One study reported an improvement in quality of life with WBC in 50 patients with FM (4) .The WBC treatment protocol consisted of 15 sessions over a period of 3 weeks. Each session lasted 30 s with a temperature of − 60 °C followed by 3 min at − 140 °C. Improvement was demonstrated after treatment in pain, global health status and fatigue (4).
Further studies conducted 10 cryostimulation sessions (in addition to usual care). This was implemented over a duration of 8 days. Duration of each cold exposure session was set to 3 minutes at a temperature of −110 °C. The results from this study found that patients with fibromyalgia were improved for pain and functional mobility after 10 whole-body cryostimulation sessions compared to those in the control group (5).
Although fibromyalgia only affects 2–4 percent of adults, based on recent findings, it can be expected that whole body cryotherapy can be prescribed to help improve quality of life of those who suffer from fibromyalgia. With these findings above, we are seeing more people turn to so called alternative treatment such as WBC and more medical physicians prescribing WBC as an adjunct treatment for fibromyalgia.
1. Cabo-Meseguer A, Cerda-Olmedo G, Trillo-Mata JL. Fibromyalgia: prevalence, epidemiologic profiles and economic costs. Med Clin (Barc) 2017;149(10):441–448. doi: 10.1016/j.medcli.2017.06.008.
2. Rivera, J., Tercero, M. J., Salas, J. S., Gimeno, J. H., & Alejo, J. S. (2018). The effect of cryotherapy on fibromyalgia: a randomised clinical trial carried out in a cryosauna cabin. Rheumatology international, 38(12), 2243–2250. https://doi.org/10.1007/s00296-018-4176-0
3. Busch AJ, Schachter CL, Overend TJ, Peloso PM, et al. Exercise for fibromyalgia: a systematic review. J Rheumatol. 2008;35(6):1130–1144.
4. Bettoni L, Bonomi FG, Zani V, Manisco L, Indelicato A, Lanteri P, Banfi G, Lombardi G ,Clin Rheumatol.
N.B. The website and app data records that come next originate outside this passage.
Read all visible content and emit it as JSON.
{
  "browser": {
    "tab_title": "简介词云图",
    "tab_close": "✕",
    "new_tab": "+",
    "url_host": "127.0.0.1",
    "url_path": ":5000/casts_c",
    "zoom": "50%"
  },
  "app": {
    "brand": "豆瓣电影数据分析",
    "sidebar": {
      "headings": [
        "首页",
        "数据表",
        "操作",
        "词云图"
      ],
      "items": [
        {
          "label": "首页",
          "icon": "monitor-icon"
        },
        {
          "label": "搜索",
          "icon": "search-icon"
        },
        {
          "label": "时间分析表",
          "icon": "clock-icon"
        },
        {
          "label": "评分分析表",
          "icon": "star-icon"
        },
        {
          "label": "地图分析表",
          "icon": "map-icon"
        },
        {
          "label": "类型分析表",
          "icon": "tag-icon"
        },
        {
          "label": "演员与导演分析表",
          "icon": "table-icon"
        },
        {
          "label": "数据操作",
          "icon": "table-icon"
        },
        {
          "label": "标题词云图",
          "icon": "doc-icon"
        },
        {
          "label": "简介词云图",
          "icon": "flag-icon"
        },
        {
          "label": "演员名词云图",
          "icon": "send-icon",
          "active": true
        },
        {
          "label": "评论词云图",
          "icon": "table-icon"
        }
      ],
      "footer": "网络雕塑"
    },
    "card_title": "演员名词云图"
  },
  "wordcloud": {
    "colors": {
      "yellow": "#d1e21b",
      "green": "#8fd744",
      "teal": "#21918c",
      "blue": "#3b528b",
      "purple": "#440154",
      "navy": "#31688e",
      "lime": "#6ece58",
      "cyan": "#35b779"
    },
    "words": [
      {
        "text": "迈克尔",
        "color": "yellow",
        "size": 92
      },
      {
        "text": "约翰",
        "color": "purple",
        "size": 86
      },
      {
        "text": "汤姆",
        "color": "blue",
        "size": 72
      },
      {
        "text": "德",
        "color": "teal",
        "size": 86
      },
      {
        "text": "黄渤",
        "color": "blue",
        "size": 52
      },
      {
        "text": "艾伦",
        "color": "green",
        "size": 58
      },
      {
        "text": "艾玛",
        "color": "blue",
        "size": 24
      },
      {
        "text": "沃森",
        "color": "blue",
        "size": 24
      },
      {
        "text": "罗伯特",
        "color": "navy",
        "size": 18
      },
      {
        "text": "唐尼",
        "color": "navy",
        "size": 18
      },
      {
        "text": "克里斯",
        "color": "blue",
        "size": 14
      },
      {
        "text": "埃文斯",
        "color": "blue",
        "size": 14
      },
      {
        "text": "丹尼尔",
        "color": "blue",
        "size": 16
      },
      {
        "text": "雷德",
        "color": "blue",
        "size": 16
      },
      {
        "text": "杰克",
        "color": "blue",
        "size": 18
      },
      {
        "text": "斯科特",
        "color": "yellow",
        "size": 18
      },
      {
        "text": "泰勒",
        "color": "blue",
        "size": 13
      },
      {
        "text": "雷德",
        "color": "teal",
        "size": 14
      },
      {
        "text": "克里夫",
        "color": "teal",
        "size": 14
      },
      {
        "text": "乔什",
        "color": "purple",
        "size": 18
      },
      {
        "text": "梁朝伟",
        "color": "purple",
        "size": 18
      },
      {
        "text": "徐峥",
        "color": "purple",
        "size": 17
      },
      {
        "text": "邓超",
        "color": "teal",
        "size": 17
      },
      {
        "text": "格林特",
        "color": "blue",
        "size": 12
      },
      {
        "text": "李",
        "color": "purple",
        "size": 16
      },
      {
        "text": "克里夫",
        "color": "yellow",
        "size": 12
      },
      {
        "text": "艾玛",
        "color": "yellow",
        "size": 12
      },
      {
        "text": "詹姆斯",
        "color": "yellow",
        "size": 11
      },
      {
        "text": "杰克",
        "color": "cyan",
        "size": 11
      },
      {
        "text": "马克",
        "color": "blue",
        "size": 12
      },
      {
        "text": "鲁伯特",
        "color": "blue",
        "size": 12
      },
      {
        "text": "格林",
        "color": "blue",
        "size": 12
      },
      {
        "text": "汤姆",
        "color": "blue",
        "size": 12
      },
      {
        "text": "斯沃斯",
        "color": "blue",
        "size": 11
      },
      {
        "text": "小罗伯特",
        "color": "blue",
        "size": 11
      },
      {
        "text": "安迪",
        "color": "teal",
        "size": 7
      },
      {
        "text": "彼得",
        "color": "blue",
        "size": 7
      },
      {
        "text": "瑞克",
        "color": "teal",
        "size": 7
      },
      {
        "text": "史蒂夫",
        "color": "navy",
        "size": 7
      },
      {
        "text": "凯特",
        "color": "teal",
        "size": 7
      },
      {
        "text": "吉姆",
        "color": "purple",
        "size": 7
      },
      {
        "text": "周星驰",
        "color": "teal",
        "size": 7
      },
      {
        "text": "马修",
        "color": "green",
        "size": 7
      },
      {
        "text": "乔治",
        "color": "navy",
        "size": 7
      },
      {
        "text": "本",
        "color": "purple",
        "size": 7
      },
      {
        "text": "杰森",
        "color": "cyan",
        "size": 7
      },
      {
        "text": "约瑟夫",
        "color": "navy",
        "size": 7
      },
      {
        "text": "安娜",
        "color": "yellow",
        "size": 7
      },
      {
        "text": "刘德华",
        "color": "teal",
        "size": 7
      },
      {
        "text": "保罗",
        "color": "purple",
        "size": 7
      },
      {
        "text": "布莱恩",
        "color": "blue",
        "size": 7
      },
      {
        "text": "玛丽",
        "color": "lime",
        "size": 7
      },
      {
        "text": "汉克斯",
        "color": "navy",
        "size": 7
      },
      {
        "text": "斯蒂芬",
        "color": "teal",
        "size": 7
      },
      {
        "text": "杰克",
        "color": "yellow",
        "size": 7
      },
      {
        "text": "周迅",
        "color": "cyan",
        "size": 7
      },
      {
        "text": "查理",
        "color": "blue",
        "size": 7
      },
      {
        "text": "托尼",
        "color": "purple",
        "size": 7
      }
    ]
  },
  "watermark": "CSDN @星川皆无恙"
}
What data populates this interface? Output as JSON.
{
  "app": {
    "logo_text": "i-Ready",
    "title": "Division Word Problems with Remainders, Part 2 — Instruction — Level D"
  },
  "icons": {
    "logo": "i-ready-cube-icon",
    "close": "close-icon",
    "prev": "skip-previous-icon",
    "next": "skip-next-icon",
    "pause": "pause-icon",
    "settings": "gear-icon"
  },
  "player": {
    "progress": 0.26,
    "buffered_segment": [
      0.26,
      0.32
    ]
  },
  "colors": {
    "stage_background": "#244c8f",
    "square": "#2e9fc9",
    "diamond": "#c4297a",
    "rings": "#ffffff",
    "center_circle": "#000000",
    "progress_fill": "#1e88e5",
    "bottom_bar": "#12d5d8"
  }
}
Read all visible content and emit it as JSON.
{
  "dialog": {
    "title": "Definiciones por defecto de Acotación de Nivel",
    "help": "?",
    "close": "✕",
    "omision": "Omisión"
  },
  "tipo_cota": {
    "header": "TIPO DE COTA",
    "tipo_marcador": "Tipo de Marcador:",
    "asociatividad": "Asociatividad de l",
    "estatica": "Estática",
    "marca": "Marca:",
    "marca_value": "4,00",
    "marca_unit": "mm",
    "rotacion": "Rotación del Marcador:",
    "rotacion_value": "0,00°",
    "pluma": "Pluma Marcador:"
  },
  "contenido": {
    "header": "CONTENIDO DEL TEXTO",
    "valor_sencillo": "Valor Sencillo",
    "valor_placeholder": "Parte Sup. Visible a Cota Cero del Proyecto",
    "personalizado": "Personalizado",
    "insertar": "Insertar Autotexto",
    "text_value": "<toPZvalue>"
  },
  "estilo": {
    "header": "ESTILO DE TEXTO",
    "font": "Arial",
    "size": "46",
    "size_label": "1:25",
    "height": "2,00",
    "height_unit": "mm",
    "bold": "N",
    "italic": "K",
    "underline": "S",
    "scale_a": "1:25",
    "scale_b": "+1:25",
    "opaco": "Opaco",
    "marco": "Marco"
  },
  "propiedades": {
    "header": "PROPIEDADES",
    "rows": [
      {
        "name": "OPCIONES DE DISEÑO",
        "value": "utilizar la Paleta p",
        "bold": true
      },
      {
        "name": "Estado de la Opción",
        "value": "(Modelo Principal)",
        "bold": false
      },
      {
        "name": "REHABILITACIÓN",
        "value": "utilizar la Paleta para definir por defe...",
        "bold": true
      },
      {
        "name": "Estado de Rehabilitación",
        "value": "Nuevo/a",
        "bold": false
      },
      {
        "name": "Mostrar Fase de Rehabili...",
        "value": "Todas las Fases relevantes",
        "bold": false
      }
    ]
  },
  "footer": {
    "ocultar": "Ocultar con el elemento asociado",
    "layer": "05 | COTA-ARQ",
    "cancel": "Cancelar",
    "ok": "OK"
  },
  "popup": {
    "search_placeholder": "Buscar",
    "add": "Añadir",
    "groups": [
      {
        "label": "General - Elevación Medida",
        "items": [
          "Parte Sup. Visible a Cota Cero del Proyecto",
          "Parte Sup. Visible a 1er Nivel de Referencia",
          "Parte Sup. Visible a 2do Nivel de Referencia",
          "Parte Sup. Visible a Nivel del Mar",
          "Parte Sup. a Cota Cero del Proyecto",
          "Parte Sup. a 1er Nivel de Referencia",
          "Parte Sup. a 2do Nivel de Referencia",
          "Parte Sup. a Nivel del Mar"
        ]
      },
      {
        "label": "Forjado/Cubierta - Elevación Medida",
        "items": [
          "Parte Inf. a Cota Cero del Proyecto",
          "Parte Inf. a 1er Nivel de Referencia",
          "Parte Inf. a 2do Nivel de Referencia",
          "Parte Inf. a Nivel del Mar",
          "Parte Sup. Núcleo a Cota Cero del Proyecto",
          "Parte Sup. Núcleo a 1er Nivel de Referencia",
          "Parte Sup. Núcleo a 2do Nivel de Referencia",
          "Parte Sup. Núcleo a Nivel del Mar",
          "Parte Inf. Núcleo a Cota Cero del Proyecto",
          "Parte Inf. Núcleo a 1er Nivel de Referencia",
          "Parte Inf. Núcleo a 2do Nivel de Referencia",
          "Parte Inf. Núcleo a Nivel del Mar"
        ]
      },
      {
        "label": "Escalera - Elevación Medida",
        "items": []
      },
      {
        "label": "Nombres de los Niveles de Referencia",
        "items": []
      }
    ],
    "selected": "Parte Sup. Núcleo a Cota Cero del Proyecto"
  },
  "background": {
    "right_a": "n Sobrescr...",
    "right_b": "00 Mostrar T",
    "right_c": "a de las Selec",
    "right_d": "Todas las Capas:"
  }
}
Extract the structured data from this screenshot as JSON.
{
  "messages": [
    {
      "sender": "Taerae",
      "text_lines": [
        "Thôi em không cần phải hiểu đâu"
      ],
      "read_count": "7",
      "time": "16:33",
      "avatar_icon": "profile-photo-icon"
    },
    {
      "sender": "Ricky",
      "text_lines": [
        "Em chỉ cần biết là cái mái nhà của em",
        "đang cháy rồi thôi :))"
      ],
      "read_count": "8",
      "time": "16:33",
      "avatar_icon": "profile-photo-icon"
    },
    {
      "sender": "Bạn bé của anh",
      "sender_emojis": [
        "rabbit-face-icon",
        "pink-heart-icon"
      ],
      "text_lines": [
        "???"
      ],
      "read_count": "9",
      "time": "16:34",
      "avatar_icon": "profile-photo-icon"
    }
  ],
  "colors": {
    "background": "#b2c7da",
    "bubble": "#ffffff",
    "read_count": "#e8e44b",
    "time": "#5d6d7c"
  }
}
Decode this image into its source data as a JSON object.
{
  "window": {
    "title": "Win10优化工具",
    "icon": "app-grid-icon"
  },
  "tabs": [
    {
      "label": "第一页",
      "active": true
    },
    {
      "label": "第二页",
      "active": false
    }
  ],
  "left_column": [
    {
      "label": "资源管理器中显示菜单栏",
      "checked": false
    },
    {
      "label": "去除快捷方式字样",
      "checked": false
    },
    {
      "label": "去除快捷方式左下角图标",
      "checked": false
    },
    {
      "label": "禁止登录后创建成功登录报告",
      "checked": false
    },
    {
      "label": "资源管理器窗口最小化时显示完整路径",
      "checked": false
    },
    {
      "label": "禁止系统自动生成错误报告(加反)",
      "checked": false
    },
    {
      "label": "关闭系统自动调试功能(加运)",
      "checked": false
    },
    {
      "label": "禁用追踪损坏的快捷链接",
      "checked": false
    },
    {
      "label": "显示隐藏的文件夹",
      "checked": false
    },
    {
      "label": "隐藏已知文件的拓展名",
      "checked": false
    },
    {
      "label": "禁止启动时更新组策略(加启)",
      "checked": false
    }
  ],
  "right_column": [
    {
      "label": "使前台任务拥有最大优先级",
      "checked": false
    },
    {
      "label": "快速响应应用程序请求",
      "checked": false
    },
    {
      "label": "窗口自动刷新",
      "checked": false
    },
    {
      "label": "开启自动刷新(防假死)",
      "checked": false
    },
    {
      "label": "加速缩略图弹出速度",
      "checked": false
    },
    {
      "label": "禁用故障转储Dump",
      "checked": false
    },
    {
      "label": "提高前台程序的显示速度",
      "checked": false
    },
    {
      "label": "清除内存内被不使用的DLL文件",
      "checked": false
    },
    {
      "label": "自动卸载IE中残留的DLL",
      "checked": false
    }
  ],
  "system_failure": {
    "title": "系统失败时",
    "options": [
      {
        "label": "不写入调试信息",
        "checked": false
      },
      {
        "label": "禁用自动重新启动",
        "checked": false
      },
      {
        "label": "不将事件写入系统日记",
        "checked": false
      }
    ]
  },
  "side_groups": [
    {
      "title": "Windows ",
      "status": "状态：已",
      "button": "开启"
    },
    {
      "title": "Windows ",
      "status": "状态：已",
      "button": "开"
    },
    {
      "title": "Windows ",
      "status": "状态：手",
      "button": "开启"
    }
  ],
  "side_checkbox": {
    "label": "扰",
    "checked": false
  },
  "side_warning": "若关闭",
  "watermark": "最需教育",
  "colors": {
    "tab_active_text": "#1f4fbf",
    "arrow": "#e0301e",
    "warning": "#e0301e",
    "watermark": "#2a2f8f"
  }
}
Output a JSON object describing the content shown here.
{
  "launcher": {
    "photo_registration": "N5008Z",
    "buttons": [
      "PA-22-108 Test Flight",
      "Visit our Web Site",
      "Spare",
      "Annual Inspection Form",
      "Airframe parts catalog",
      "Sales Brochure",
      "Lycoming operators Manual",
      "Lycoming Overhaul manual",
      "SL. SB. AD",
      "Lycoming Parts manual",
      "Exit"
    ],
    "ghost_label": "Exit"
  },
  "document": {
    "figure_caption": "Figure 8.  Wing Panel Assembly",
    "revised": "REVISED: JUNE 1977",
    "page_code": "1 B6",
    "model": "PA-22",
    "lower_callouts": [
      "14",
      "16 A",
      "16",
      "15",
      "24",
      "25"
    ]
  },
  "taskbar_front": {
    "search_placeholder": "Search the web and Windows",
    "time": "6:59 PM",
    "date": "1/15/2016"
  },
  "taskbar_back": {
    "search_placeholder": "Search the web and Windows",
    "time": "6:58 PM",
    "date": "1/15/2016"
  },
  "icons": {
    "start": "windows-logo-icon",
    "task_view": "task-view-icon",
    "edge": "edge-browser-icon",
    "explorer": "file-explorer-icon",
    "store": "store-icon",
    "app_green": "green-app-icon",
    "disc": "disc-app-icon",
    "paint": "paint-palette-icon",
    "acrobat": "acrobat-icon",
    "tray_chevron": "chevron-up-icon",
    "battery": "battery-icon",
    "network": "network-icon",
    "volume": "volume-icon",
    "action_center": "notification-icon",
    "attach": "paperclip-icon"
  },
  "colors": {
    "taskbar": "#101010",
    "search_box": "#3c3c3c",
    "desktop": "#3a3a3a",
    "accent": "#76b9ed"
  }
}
Effects of 15 consecutive cryotherapy sessions on the clinical output of fibromyalgic patients. 2013 Sep; 32(9):1337-45.
5. M.Vitenet, F.Legrand, B.Bouchet, F.Bogard, R.Taiar, G.Polidori, A.Rapin, F.C.Boyer. Whole body cryotherapy in fibromyalgia patients: Effects on pain and functional mobility. Annals of Physical and Rehabilitation Medicine. Volume 61, Supplement, July 2018.